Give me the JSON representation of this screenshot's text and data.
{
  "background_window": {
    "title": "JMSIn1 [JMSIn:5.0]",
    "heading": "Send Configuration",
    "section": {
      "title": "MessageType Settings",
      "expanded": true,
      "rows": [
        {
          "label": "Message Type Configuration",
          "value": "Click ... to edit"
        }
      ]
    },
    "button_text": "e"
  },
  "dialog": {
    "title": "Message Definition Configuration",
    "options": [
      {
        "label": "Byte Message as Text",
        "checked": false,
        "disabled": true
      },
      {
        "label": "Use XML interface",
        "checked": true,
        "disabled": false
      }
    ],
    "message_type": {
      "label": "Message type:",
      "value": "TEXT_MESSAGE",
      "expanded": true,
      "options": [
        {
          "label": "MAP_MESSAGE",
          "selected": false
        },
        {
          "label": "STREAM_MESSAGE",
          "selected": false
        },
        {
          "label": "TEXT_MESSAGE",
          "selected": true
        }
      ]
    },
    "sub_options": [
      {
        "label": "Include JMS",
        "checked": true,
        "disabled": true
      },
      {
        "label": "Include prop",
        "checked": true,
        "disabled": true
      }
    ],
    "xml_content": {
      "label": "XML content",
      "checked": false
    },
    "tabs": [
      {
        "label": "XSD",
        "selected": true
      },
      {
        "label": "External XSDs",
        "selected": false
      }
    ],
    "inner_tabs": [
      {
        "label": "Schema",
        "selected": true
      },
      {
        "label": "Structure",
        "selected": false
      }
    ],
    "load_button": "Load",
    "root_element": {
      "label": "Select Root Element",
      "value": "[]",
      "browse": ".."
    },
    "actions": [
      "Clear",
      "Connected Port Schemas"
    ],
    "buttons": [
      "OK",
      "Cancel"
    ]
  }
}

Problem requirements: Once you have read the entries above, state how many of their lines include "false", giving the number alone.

Completed exercise: 7